quite probable that the women in the Mycenaean communities of Greece also
held this privilege. Butterworth
asserted that it was the women, especially the women of the royal houses, who
were the protectors of the religion. He
further explains that.
The attack upon the matrilineal clans destroyed the power of the clan world itself and with it, its religion…the history of the times is penetrated through and through with the clash of patrilineal and matrilineal as the old religious dynasties were broken, swept away and re-established…The matrilineal world was brought to an end by a number of murderous assaults upon the heart of that world, the Potia Mater (The Great Goddess) herself.
I cannot help but recall the Greek legend of the Goddess known as Hera, whose worship appears to have survived from Mycenaean times, and Her thwarted rebellion against Her newly assigned husband Zeus, surely and allegorical reminder of those who struggled for the primacy of the Goddess – and lost. Yet, according to Hawkes, many of the attitudes about the lowly position of the women of classical
were exaggerated by "the bias of nineteenth century
scholarship." She suggests that,
even in the classical period of Greece,
women retained some of their Cretan predecessors' freedom:
Just as in
Crete, women shared the power of the Goddess both
psychologically and socially; priestesses were of high standing and priestly
associations of women were formed round temples and holy places. There was an influential one for example
associated with the famous temple of Artemis (Diana) at .
At this city and indeed in Ephesus Ionia
generally, women and girls enjoyed much freedom. While women certainly won influence and
responsibility by serving at the temples and great state festivals of the
goddesses, there was also the liberation of the ancient cults. Respectable matrons and girls in large
companies would spend whole nights on the bare hills in dances which stimulated

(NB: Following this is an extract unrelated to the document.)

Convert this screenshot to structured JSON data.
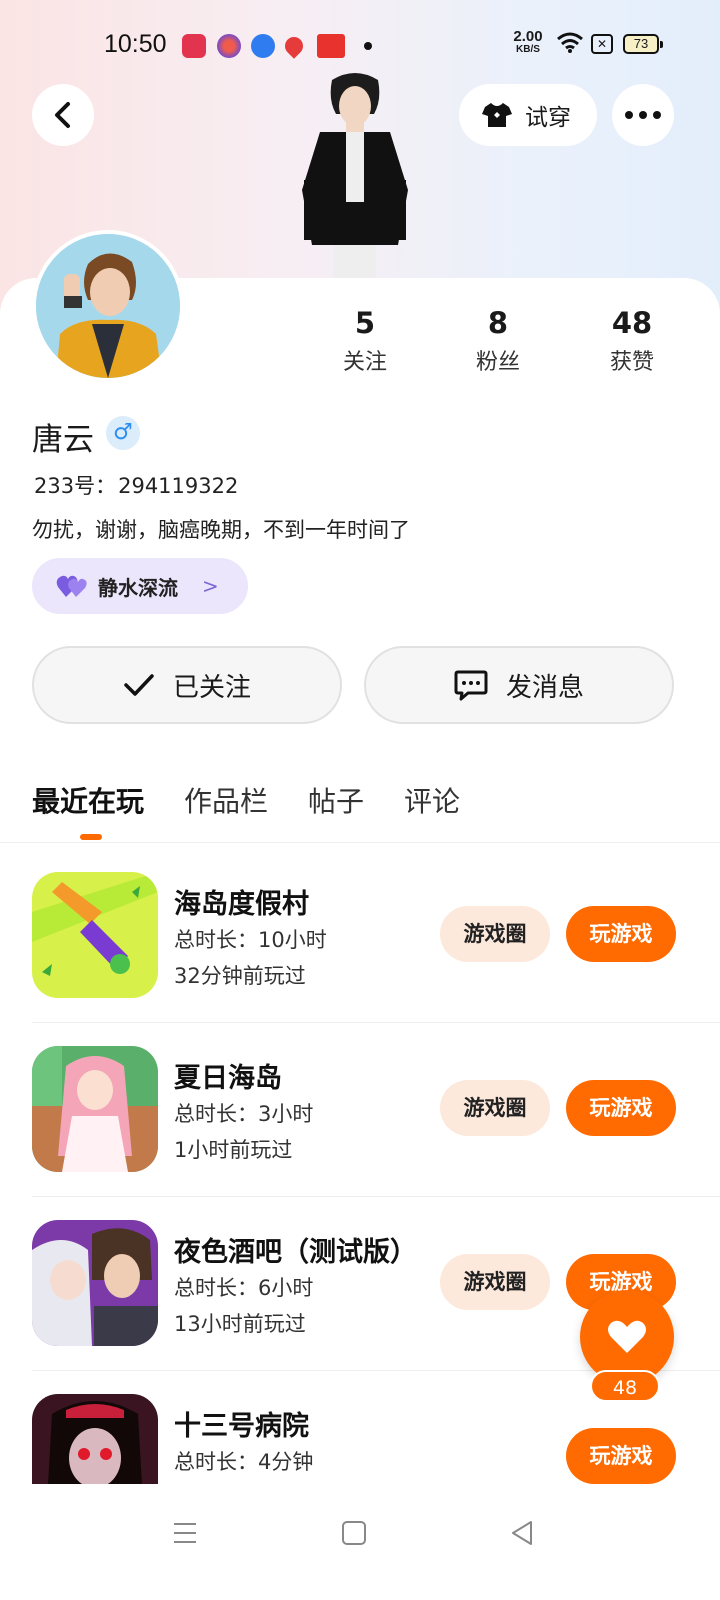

ecstasy, and intoxication, perhaps partly alcoholic but mainly mystical. Husbands disapproved, but, it is said, did
not like to interfere in religious matters.